If any user has privileges that aren’t necessary for him to complete his duties, there’s a security risk. Should an attacker gain access to such an account via a data breach or a credential stuffing attack, the consequences can be very severe.

Lock accounts that are not in use.

If you are certain that you or anybody on your team won’t have a need to use an account neither now or in the future, it’s a good idea to lock it to prevent possible damage due to unauthorized access. Lock accounts by adding an ACCOUNT LOCK statement to a query, and then, if anybody tries to log in to a locked account, they will see the following message:
ERROR 3118 (HY000): Access denied for user ‘demo@localhost’. Account is locked.

Back up your data frequently.

This one is obvious, but you would be surprised how many people still neglect the power of backups; backups are sometimes thought of as a last resort, but if your server fails or electricity goes out mid-query, backups can be real saviors! Also, when backing your data up, don’t forget that it’s equally important to test the backups that you are taking. Otherwise, how can you know that you will be able to quickly restore them?

Make sure to follow these general security measures at any time you find yourself working with MySQL. Also, consider installing one or more components into MySQL to keep yourself on the safe side, and finally, don’t forget that there are also multiple enterprise-level security controls that you can employ if you wish to go down that path.

Enterprise-level Security Controls

This article discussed some of the enterprise security controls MySQL lets you use earlier on, however, there are some more things to cover. For example, you already know that the enterprise edition of MySQL offers you the ability to use a custom firewall, but did you know that the enterprise edition of MySQL also comes with:

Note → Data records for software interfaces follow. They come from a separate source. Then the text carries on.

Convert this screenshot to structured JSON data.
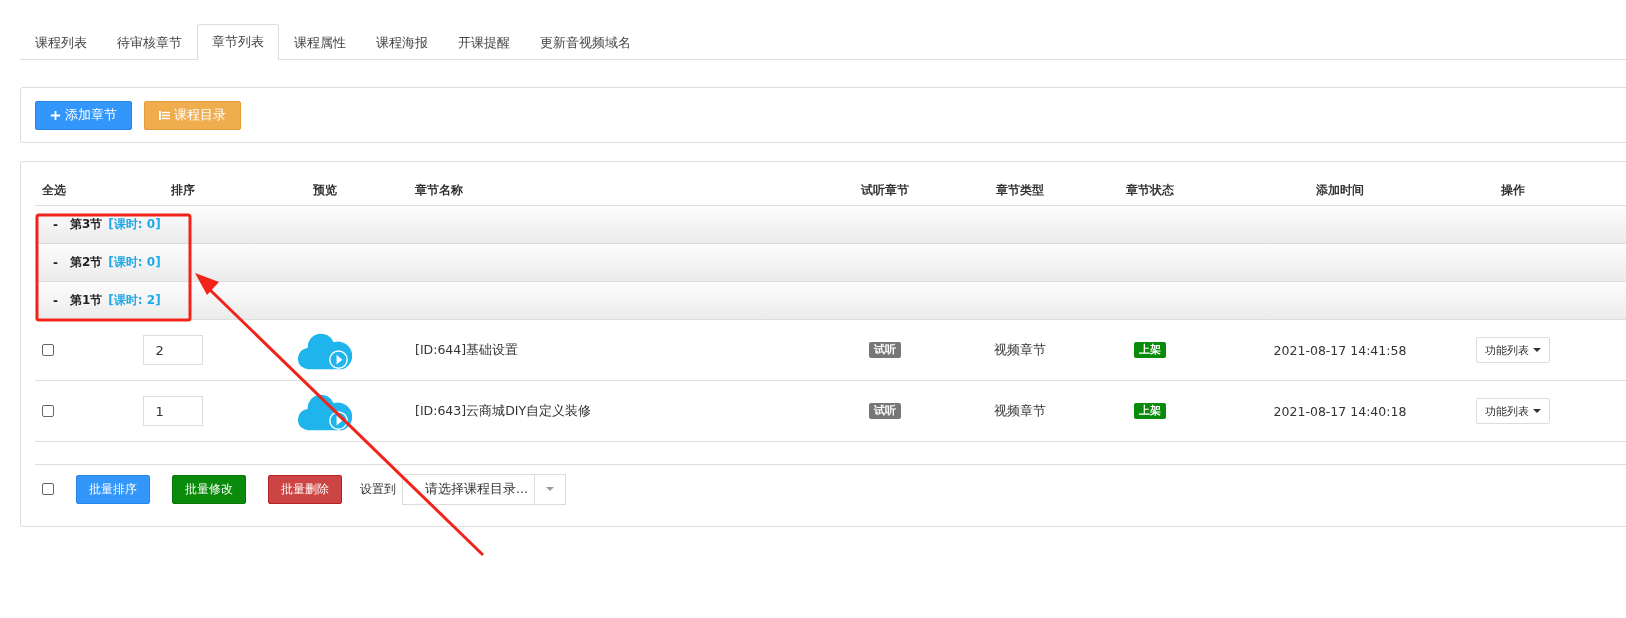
{
  "tabs": [
    {
      "label": "课程列表",
      "selected": false
    },
    {
      "label": "待审核章节",
      "selected": false
    },
    {
      "label": "章节列表",
      "selected": true
    },
    {
      "label": "课程属性",
      "selected": false
    },
    {
      "label": "课程海报",
      "selected": false
    },
    {
      "label": "开课提醒",
      "selected": false
    },
    {
      "label": "更新音视频域名",
      "selected": false
    }
  ],
  "toolbar": [
    {
      "label": "添加章节",
      "kind": "primary"
    },
    {
      "label": "课程目录",
      "kind": "warning"
    }
  ],
  "table": {
    "columns": [
      "全选",
      "排序",
      "预览",
      "章节名称",
      "试听章节",
      "章节类型",
      "章节状态",
      "添加时间",
      "操作"
    ],
    "groups": [
      {
        "toggle": "-",
        "name": "第3节",
        "hours": "[课时: 0]"
      },
      {
        "toggle": "-",
        "name": "第2节",
        "hours": "[课时: 0]"
      },
      {
        "toggle": "-",
        "name": "第1节",
        "hours": "[课时: 2]"
      }
    ],
    "rows": [
      {
        "checked": false,
        "sort": "2",
        "name": "[ID:644]基础设置",
        "trial": "试听",
        "type": "视频章节",
        "status": "上架",
        "time": "2021-08-17 14:41:58",
        "action": "功能列表"
      },
      {
        "checked": false,
        "sort": "1",
        "name": "[ID:643]云商城DIY自定义装修",
        "trial": "试听",
        "type": "视频章节",
        "status": "上架",
        "time": "2021-08-17 14:40:18",
        "action": "功能列表"
      }
    ]
  },
  "footer": {
    "checked": false,
    "buttons": [
      {
        "label": "批量排序",
        "kind": "primary"
      },
      {
        "label": "批量修改",
        "kind": "success"
      },
      {
        "label": "批量删除",
        "kind": "danger"
      }
    ],
    "set_label": "设置到",
    "select": {
      "placeholder": "请选择课程目录..."
    }
  }
}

  • MySQL Enterprise Backup capabilities – this tool is a beast in and of itself as it can offer hot backups without interrupting any of the transactions that are currently running in your MySQL instance, and it can also easily and quickly deal with all kinds of backups – no matter full, incremental, or partial. Not only that, it also offers backup encryption, compression, and validation, helping you make sure that your backups are in a top-notch shape both during the day and during the night.
  • MySQL Enterprise Masking capabilities – this solution is self-explanatory, and it can help developers adhere to regulations such as GDPR and HIPAA by de-identifying and masking sensitive user data as required.
  • MySQL Enterprise Authentication will let us authenticate all MySQL users by implementing Single Sign On (SSO) capabilities, so it’s worth taking a look into as well.
  • MySQL Enterprise Encryption – this capability of MySQL enterprise edition lets DBAs and developers encrypt sensitive data as it passes through MySQL. It lets businesses encrypt data stored in MySQL and secures the most important assets using a combination of keys. For more details, head over to the documentation.
  • MySQL Enterprise Monitor – what’s the use of top-notch security and performance tools when your database infrastructure isn’t even being monitored? The Enterprise Monitor capability will provide you and your business with an easy-to-understand way to manage and monitor what’s happening in your database clusters at any given moment, so you can be sure your data is safe whatever happens. Make sure to head over to MySQL and try the demo of the monitor yourself if you’re considering such an option beforehand, though.

To Recap

This series of MySQL security has gone through some of the aspects to help improve security in the aforementioned RDBMS. Take from these articles what you will, apply general security precautions to all of your MySQL-based architectures, and don’t forget that security is an always-evolving industry. To keep up with the news, make sure to read the documentation, stay around software engineering forums, and read blogs.

I sincerely hope that these two parts on MySQL security have provided you with an understanding of what security issues MySQL engineers face on a daily basis and how to best use them to your advantage. If you haven’t already, come back to the first part of this series, and I will see you in the next blog!